EXERCISE DETAILS:
Only lines containing the string "prepared" belong in the answer; copy all of them from the entries.
====== RECORDS PROVIDED ======
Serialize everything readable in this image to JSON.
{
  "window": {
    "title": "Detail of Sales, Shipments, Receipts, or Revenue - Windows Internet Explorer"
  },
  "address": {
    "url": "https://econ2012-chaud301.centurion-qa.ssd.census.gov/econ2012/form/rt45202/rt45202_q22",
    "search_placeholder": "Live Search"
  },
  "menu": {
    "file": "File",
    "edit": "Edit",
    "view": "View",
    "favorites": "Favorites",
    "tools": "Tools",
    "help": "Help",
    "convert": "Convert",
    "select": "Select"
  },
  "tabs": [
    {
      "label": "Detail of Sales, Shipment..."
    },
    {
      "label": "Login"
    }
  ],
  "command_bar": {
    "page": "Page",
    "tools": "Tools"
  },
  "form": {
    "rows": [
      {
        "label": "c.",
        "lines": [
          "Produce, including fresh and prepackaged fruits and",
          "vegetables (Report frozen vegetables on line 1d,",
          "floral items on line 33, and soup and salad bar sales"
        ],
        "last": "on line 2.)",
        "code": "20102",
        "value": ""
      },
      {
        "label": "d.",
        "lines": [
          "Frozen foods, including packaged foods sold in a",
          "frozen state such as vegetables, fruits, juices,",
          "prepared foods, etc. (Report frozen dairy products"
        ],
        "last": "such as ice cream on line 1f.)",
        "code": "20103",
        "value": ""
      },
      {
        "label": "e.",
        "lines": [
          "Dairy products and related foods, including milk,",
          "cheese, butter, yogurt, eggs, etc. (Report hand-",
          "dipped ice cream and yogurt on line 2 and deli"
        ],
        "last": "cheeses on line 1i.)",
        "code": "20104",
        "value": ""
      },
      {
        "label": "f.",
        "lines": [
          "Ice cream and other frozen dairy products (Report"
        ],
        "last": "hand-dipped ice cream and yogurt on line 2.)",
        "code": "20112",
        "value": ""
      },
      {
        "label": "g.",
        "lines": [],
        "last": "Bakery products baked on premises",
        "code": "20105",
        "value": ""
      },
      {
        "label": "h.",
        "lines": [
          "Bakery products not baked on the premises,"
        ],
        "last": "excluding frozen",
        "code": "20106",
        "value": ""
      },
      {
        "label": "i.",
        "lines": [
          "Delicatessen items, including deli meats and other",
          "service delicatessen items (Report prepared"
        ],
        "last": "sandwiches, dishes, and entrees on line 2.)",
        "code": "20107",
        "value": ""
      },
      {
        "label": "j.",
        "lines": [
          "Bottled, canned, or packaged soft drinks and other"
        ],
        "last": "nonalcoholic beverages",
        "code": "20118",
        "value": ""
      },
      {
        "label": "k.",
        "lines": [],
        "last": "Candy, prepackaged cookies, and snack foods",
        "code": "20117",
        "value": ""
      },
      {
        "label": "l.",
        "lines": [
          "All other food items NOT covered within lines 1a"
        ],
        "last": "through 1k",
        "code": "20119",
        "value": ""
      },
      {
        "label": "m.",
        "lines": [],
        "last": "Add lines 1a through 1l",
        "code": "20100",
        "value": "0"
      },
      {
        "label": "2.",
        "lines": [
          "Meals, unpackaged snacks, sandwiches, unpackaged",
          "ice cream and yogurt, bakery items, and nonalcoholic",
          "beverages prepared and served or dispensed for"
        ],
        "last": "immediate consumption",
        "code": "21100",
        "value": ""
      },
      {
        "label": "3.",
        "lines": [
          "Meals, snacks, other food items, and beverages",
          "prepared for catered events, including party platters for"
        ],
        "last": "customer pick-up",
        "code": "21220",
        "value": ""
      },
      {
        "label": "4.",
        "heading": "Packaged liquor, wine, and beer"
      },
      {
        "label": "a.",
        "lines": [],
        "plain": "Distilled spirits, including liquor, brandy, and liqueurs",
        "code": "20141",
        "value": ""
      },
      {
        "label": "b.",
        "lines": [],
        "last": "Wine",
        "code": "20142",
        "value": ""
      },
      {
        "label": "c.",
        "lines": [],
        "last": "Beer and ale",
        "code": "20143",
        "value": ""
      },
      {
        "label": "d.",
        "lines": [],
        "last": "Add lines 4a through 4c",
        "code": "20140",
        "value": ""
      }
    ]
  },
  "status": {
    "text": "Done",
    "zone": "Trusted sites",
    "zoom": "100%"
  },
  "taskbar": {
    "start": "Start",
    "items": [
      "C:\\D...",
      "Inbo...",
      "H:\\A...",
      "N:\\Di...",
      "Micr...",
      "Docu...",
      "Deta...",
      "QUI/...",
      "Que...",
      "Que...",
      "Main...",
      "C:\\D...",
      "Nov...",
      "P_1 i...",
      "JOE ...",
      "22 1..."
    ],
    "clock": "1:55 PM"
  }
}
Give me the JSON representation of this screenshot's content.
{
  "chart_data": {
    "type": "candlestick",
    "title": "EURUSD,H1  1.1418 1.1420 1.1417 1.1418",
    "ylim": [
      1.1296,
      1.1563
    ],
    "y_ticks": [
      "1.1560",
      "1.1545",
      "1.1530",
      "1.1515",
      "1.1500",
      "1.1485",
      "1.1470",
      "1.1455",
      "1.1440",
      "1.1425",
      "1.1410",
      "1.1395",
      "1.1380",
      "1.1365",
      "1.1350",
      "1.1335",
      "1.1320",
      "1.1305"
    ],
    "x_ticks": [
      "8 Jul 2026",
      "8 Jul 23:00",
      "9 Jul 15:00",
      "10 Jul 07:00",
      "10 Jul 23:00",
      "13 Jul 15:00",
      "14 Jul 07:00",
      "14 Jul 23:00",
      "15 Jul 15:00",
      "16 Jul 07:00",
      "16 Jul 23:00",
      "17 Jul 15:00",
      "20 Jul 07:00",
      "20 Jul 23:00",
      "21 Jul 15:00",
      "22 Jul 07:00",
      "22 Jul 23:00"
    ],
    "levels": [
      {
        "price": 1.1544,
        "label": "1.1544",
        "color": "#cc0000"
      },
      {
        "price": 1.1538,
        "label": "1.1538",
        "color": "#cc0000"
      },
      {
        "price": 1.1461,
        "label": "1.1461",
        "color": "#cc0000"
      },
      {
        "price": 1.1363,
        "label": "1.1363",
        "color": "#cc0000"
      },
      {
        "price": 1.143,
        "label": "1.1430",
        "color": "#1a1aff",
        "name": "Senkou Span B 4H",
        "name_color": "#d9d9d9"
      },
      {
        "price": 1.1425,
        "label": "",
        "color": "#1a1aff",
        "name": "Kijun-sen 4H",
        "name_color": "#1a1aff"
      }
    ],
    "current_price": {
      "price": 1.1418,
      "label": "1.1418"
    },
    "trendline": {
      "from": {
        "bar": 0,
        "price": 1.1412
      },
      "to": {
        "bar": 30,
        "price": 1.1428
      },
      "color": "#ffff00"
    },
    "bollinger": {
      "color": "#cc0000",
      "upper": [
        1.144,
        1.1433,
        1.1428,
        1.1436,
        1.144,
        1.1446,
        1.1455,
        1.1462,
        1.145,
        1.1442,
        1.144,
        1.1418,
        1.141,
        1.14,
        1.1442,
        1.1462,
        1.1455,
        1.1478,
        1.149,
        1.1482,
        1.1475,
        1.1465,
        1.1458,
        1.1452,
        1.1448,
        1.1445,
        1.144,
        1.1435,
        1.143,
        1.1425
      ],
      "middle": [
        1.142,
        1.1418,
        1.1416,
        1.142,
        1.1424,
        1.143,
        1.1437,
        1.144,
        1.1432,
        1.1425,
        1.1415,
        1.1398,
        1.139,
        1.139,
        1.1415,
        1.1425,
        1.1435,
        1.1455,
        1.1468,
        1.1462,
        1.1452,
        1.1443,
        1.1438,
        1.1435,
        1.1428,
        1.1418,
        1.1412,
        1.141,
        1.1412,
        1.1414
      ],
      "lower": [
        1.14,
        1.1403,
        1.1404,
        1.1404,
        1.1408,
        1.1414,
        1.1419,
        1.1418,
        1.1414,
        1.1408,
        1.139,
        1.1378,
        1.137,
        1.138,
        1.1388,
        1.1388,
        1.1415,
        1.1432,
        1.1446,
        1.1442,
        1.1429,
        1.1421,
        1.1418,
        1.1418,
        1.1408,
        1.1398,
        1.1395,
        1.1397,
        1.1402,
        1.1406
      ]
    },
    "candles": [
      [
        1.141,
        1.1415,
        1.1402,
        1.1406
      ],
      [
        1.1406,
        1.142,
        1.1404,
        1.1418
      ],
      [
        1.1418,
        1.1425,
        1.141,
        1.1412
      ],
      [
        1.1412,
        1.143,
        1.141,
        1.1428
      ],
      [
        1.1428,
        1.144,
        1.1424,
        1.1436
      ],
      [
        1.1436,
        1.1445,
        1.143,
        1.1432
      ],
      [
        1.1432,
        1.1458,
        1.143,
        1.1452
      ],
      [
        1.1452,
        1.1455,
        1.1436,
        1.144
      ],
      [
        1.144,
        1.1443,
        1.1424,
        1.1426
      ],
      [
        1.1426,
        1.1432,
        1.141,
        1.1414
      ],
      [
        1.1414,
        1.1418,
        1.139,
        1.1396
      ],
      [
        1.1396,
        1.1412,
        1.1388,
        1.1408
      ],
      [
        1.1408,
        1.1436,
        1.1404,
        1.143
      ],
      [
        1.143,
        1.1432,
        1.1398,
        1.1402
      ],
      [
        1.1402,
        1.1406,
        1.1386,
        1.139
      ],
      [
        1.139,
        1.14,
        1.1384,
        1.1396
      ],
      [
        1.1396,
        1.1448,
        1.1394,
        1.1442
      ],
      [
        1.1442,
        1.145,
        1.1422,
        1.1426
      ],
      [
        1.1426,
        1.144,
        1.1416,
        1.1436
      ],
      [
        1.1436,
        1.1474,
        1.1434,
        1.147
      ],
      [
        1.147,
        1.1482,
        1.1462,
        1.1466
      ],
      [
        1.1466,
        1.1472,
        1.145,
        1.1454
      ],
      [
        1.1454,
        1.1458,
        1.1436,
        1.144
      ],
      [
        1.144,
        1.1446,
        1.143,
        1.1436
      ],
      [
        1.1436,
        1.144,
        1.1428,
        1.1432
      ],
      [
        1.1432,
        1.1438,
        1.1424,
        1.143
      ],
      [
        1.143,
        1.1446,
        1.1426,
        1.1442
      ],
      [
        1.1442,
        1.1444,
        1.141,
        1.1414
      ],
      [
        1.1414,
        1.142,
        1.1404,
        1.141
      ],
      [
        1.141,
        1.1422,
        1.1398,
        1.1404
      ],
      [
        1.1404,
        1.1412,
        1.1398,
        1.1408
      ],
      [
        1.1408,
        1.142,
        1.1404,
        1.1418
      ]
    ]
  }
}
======
TASK ANSWER:
          "prepared foods, etc. (Report frozen dairy products"
          "service delicatessen items (Report prepared"
          "beverages prepared and served or dispensed for"
          "prepared for catered events, including party platters for"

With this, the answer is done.